The Hawaiian stilt is found on all of the main Hawaiian Islands. Biannual surveys from 1998 to 2007 documented an average Hawaiian stilt population of 1,484 birds. On Molokai, most of the Hawaiian stilts are observed on the southern coastal wetlands and playa lakes, which are essential habitats for this species.
This location is within the area of the wind farm project. The main threats that the Hawaiian stilt is faced with are habitat loss, introduced mammal predators, modification of wetlands habitats, and invasive plant species (Department of Land and Natural Resources, 2005).
The Hawaiian moorhen is a non-migratory subspecies endemic to the Hawaiian Islands. This species is mainly associated with lowland wetland habitats. They typically nest over shallow water and mostly throughout the whole year, but the breeding activity is concentrated between March and August. Statewide population counts average the number of Hawaiian moorhens around 300 birds.
On Molokai, given the species’ preference for densely vegetated wetlands, observations of the Hawaiian moorhen were made on the south side of the island, close to the wind farm site. Similar to the rest of Hawaiian native waterbirds, the main threats for the Hawaiian moorhen are plain wetlands loss, introduced mammal predators, and non-invasive plants that reduce open water, mudflats, or shallows (Department of Land and Natural Resources, 2005).
These species are found mainly throughout the world’s tropical oceans, principally in coral reefs. They feed primarily on sponges, sea anemones, and jellyfish. Regarding the Hawaiian Islands, they are found in a minimal number, around 100 females. They start nesting in May and can lay up to 5 nests per season.

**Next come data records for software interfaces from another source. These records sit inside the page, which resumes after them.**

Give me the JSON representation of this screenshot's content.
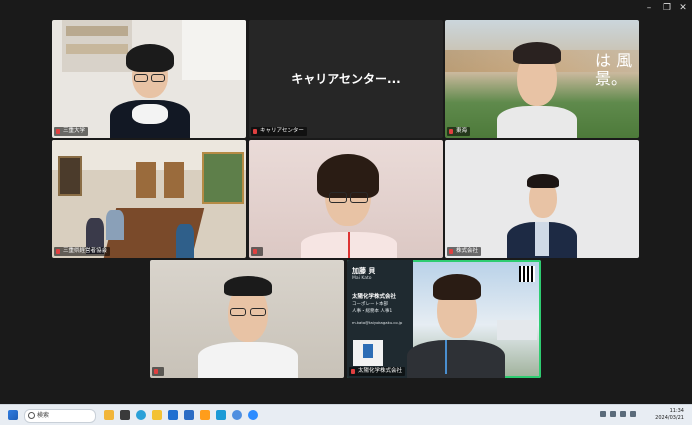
{
  "window_controls": {
    "minimize": "–",
    "restore": "❐",
    "close": "✕"
  },
  "tiles": [
    {
      "id": "t1",
      "name": "三重大学",
      "color": "#e04040"
    },
    {
      "id": "t2",
      "display": "キャリアセンター...",
      "name": "キャリアセンター",
      "color": "#e04040"
    },
    {
      "id": "t3",
      "name": "東海",
      "color": "#e04040"
    },
    {
      "id": "t4",
      "name": "三重県経営者協会",
      "color": "#e04040"
    },
    {
      "id": "t5",
      "name": "",
      "color": "#e04040"
    },
    {
      "id": "t6",
      "name": "株式会社",
      "color": "#e04040"
    },
    {
      "id": "t7",
      "name": "",
      "color": "#e04040"
    },
    {
      "id": "t8",
      "name": "太陽化学株式会社",
      "color": "#e04040"
    }
  ],
  "banner": {
    "surname": "加藤 貝",
    "romaji": "Mai Kato",
    "company": "太陽化学株式会社",
    "division": "コーポレート本部",
    "department": "人事・総務本 人事1",
    "email": "m.kato@taiyokagaku.co.jp"
  },
  "landscape_text": "は 風景。",
  "taskbar": {
    "search_placeholder": "検索",
    "time": "11:34",
    "date": "2024/03/21"
  },
  "icons": [
    "windows-start-icon",
    "search-icon",
    "widgets-icon",
    "task-view-icon",
    "edge-icon",
    "file-explorer-icon",
    "mail-icon",
    "store-icon",
    "amazon-icon",
    "app-icon",
    "edge-dev-icon",
    "zoom-icon"
  ]
}
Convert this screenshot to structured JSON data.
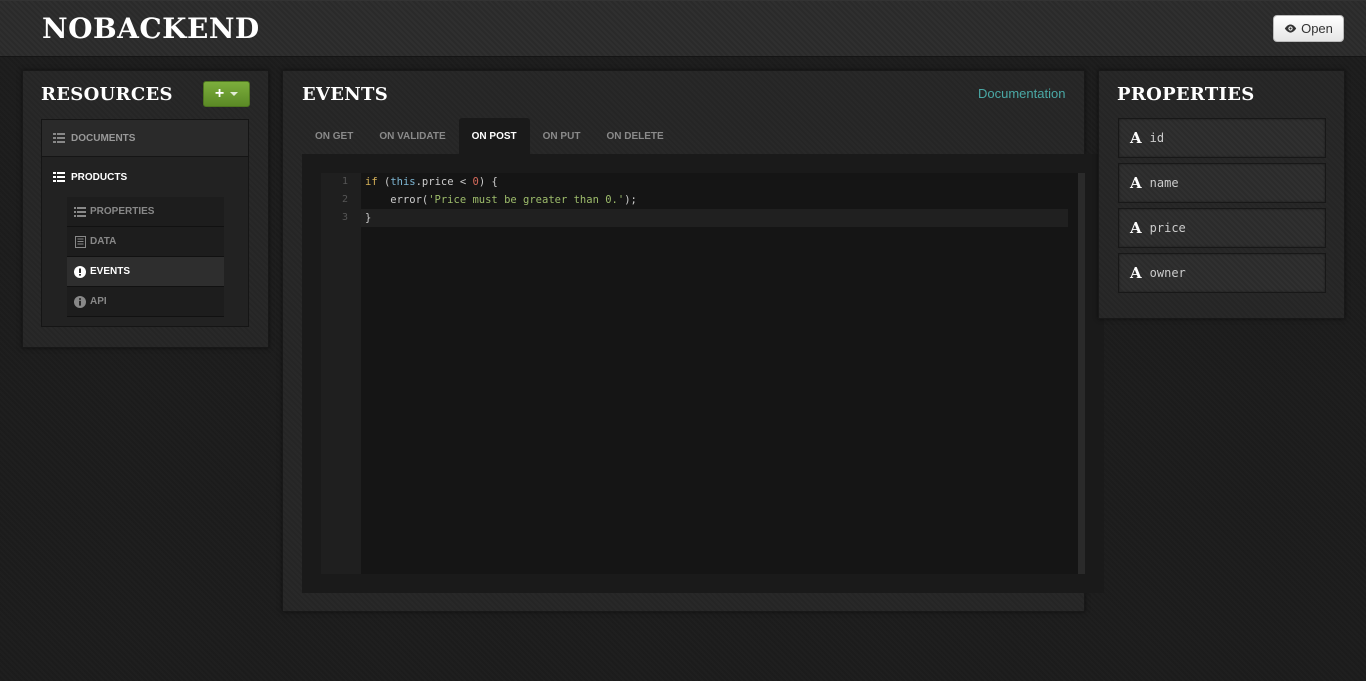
{
  "header": {
    "brand": "NOBACKEND",
    "open_label": "Open"
  },
  "resources": {
    "title": "RESOURCES",
    "add_label": "+",
    "items": [
      {
        "label": "DOCUMENTS"
      },
      {
        "label": "PRODUCTS"
      }
    ],
    "sub_items": [
      {
        "label": "PROPERTIES"
      },
      {
        "label": "DATA"
      },
      {
        "label": "EVENTS",
        "active": true
      },
      {
        "label": "API"
      }
    ]
  },
  "events": {
    "title": "EVENTS",
    "documentation_link": "Documentation",
    "tabs": [
      {
        "label": "ON GET"
      },
      {
        "label": "ON VALIDATE"
      },
      {
        "label": "ON POST",
        "active": true
      },
      {
        "label": "ON PUT"
      },
      {
        "label": "ON DELETE"
      }
    ],
    "code": {
      "line_numbers": [
        "1",
        "2",
        "3"
      ],
      "lines": [
        "if (this.price < 0) {",
        "    error('Price must be greater than 0.');",
        "}"
      ]
    }
  },
  "properties": {
    "title": "PROPERTIES",
    "type_glyph": "A",
    "items": [
      {
        "name": "id"
      },
      {
        "name": "name"
      },
      {
        "name": "price"
      },
      {
        "name": "owner"
      }
    ]
  },
  "colors": {
    "accent_green": "#6a9e31",
    "link_teal": "#4aa9a6",
    "background": "#1c1c1c"
  }
}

The Green and Hawksbill turtles are threatened like other sea turtles by the loss of nesting and feeding habitats, excessive egg collection, fishery-related mortality, pollution, and coastal development. Regarding Molokai, no exact surveys have been conducted for these species, but the presence of the reef in the Kamalo Harbor can increase the potential chances of finding these two turtles’ species in the area of the Project (WWF, 2019).
No data is available regarding the coral reef and the fish species present in the Kamalo Harbor. One of the main reasons is the low activity of this harbor. Nevertheless, a survey will need to be conducted to identify which species are living in this area and evaluate the potential threats of the Project to these species.
Figure 2. Vegetation Map for the Kawela-Kamalo Ridge-to-Reef on the Island of Molokai
Existing vegetation conditions in the project area are based on botanical surveys conducted in the wind farm site in 2013 by the University of Hawaii at Hilo.
According to Figure 2, the project area is mostly constituted of A’alo’i dry shrubland (light green color), Kiawe woodland with alien grass understory (blue color), and no vegetation or very sparse grasses and shrubs (light grey). The darker green and orange parts are not included in the wind farm project, and therefore mixed native mesic shrubland and wet or mesic will not be impacted by the Project.
The Kamahu’ehu’e fishpond is located at the base of the ridge, where the wind farm is projected to be implemented. However, no information is available about the shape, uses, and species of the pond. A baseline study will be needed to make sure that the wind farm project located on the ridge will not adversely affect the pond’s ecosystem.